• [INFORMATION SUPPLIED]
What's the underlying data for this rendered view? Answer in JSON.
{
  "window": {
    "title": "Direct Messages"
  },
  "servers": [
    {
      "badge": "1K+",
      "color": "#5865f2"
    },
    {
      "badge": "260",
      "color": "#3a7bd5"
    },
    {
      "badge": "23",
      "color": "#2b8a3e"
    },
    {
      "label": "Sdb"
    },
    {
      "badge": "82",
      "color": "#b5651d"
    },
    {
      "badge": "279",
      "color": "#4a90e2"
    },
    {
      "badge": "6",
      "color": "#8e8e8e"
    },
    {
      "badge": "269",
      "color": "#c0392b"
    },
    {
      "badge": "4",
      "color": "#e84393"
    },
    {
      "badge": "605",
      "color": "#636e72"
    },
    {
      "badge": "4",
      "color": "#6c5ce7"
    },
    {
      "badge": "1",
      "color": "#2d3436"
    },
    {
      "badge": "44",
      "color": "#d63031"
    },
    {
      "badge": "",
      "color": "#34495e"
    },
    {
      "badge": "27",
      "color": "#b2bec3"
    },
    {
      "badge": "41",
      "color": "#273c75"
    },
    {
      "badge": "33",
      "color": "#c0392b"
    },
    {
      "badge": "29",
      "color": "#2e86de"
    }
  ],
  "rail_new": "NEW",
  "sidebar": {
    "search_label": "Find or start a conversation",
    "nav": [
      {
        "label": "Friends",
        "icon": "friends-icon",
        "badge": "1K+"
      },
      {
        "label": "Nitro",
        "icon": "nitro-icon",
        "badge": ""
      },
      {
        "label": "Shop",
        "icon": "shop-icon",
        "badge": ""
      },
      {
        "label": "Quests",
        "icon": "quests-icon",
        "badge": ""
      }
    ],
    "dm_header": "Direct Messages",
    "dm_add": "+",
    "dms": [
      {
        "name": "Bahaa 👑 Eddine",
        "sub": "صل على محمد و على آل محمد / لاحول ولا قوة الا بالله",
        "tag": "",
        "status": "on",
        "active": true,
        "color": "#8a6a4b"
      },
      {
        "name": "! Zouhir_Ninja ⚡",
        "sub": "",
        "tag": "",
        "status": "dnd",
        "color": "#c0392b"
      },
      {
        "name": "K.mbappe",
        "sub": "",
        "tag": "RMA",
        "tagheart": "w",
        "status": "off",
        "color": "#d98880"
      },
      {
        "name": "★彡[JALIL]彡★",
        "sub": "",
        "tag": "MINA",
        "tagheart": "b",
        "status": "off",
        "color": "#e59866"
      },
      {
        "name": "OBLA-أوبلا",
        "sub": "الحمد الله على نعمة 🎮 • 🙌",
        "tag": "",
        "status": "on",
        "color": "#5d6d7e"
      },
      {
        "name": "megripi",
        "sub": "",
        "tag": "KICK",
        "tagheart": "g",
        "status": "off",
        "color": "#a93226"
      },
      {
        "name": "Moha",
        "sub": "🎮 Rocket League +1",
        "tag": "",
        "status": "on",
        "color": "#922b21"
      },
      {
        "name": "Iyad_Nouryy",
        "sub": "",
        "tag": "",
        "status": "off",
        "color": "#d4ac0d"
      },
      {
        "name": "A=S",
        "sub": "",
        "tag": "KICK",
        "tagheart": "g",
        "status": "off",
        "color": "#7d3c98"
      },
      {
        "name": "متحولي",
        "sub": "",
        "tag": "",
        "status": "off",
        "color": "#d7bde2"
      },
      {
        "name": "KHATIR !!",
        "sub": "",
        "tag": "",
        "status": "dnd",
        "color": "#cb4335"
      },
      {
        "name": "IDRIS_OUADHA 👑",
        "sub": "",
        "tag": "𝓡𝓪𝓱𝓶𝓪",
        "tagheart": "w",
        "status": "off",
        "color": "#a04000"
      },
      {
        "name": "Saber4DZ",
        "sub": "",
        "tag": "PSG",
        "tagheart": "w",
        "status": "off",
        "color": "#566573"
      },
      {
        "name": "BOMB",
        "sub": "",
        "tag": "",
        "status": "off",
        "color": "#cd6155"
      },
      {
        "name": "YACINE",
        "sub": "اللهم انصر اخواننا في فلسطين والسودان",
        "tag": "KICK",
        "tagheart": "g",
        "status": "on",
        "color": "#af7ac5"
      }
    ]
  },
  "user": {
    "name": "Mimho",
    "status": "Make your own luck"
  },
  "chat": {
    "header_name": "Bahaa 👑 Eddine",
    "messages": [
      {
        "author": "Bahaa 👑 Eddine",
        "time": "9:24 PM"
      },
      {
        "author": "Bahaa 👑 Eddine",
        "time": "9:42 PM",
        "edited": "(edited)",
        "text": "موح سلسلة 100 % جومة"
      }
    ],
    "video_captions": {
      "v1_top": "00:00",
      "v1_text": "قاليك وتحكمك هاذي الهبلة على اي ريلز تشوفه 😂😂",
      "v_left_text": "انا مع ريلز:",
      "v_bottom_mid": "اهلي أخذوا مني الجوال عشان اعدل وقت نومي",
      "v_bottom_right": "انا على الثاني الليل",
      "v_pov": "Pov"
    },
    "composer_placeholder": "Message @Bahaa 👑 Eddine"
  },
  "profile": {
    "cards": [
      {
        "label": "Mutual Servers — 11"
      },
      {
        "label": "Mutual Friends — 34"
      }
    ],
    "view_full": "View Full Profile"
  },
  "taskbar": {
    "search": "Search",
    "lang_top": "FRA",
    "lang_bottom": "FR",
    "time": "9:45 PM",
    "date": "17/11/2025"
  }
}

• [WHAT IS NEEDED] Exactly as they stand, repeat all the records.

• [TASK RESPONSE]
What's the underlying data for this rendered view? Answer in JSON.
{
  "window": {
    "title": "Direct Messages"
  },
  "servers": [
    {
      "badge": "1K+",
      "color": "#5865f2"
    },
    {
      "badge": "260",
      "color": "#3a7bd5"
    },
    {
      "badge": "23",
      "color": "#2b8a3e"
    },
    {
      "label": "Sdb"
    },
    {
      "badge": "82",
      "color": "#b5651d"
    },
    {
      "badge": "279",
      "color": "#4a90e2"
    },
    {
      "badge": "6",
      "color": "#8e8e8e"
    },
    {
      "badge": "269",
      "color": "#c0392b"
    },
    {
      "badge": "4",
      "color": "#e84393"
    },
    {
      "badge": "605",
      "color": "#636e72"
    },
    {
      "badge": "4",
      "color": "#6c5ce7"
    },
    {
      "badge": "1",
      "color": "#2d3436"
    },
    {
      "badge": "44",
      "color": "#d63031"
    },
    {
      "badge": "",
      "color": "#34495e"
    },
    {
      "badge": "27",
      "color": "#b2bec3"
    },
    {
      "badge": "41",
      "color": "#273c75"
    },
    {
      "badge": "33",
      "color": "#c0392b"
    },
    {
      "badge": "29",
      "color": "#2e86de"
    }
  ],
  "rail_new": "NEW",
  "sidebar": {
    "search_label": "Find or start a conversation",
    "nav": [
      {
        "label": "Friends",
        "icon": "friends-icon",
        "badge": "1K+"
      },
      {
        "label": "Nitro",
        "icon": "nitro-icon",
        "badge": ""
      },
      {
        "label": "Shop",
        "icon": "shop-icon",
        "badge": ""
      },
      {
        "label": "Quests",
        "icon": "quests-icon",
        "badge": ""
      }
    ],
    "dm_header": "Direct Messages",
    "dm_add": "+",
    "dms": [
      {
        "name": "Bahaa 👑 Eddine",
        "sub": "صل على محمد و على آل محمد / لاحول ولا قوة الا بالله",
        "tag": "",
        "status": "on",
        "active": true,
        "color": "#8a6a4b"
      },
      {
        "name": "! Zouhir_Ninja ⚡",
        "sub": "",
        "tag": "",
        "status": "dnd",
        "color": "#c0392b"
      },
      {
        "name": "K.mbappe",
        "sub": "",
        "tag": "RMA",
        "tagheart": "w",
        "status": "off",
        "color": "#d98880"
      },
      {
        "name": "★彡[JALIL]彡★",
        "sub": "",
        "tag": "MINA",
        "tagheart": "b",
        "status": "off",
        "color": "#e59866"
      },
      {
        "name": "OBLA-أوبلا",
        "sub": "الحمد الله على نعمة 🎮 • 🙌",
        "tag": "",
        "status": "on",
        "color": "#5d6d7e"
      },
      {
        "name": "megripi",
        "sub": "",
        "tag": "KICK",
        "tagheart": "g",
        "status": "off",
        "color": "#a93226"
      },
      {
        "name": "Moha",
        "sub": "🎮 Rocket League +1",
        "tag": "",
        "status": "on",
        "color": "#922b21"
      },
      {
        "name": "Iyad_Nouryy",
        "sub": "",
        "tag": "",
        "status": "off",
        "color": "#d4ac0d"
      },
      {
        "name": "A=S",
        "sub": "",
        "tag": "KICK",
        "tagheart": "g",
        "status": "off",
        "color": "#7d3c98"
      },
      {
        "name": "متحولي",
        "sub": "",
        "tag": "",
        "status": "off",
        "color": "#d7bde2"
      },
      {
        "name": "KHATIR !!",
        "sub": "",
        "tag": "",
        "status": "dnd",
        "color": "#cb4335"
      },
      {
        "name": "IDRIS_OUADHA 👑",
        "sub": "",
        "tag": "𝓡𝓪𝓱𝓶𝓪",
        "tagheart": "w",
        "status": "off",
        "color": "#a04000"
      },
      {
        "name": "Saber4DZ",
        "sub": "",
        "tag": "PSG",
        "tagheart": "w",
        "status": "off",
        "color": "#566573"
      },
      {
        "name": "BOMB",
        "sub": "",
        "tag": "",
        "status": "off",
        "color": "#cd6155"
      },
      {
        "name": "YACINE",
        "sub": "اللهم انصر اخواننا في فلسطين والسودان",
        "tag": "KICK",
        "tagheart": "g",
        "status": "on",
        "color": "#af7ac5"
      }
    ]
  },
  "user": {
    "name": "Mimho",
    "status": "Make your own luck"
  },
  "chat": {
    "header_name": "Bahaa 👑 Eddine",
    "messages": [
      {
        "author": "Bahaa 👑 Eddine",
        "time": "9:24 PM"
      },
      {
        "author": "Bahaa 👑 Eddine",
        "time": "9:42 PM",
        "edited": "(edited)",
        "text": "موح سلسلة 100 % جومة"
      }
    ],
    "video_captions": {
      "v1_top": "00:00",
      "v1_text": "قاليك وتحكمك هاذي الهبلة على اي ريلز تشوفه 😂😂",
      "v_left_text": "انا مع ريلز:",
      "v_bottom_mid": "اهلي أخذوا مني الجوال عشان اعدل وقت نومي",
      "v_bottom_right": "انا على الثاني الليل",
      "v_pov": "Pov"
    },
    "composer_placeholder": "Message @Bahaa 👑 Eddine"
  },
  "profile": {
    "cards": [
      {
        "label": "Mutual Servers — 11"
      },
      {
        "label": "Mutual Friends — 34"
      }
    ],
    "view_full": "View Full Profile"
  },
  "taskbar": {
    "search": "Search",
    "lang_top": "FRA",
    "lang_bottom": "FR",
    "time": "9:45 PM",
    "date": "17/11/2025"
  }
}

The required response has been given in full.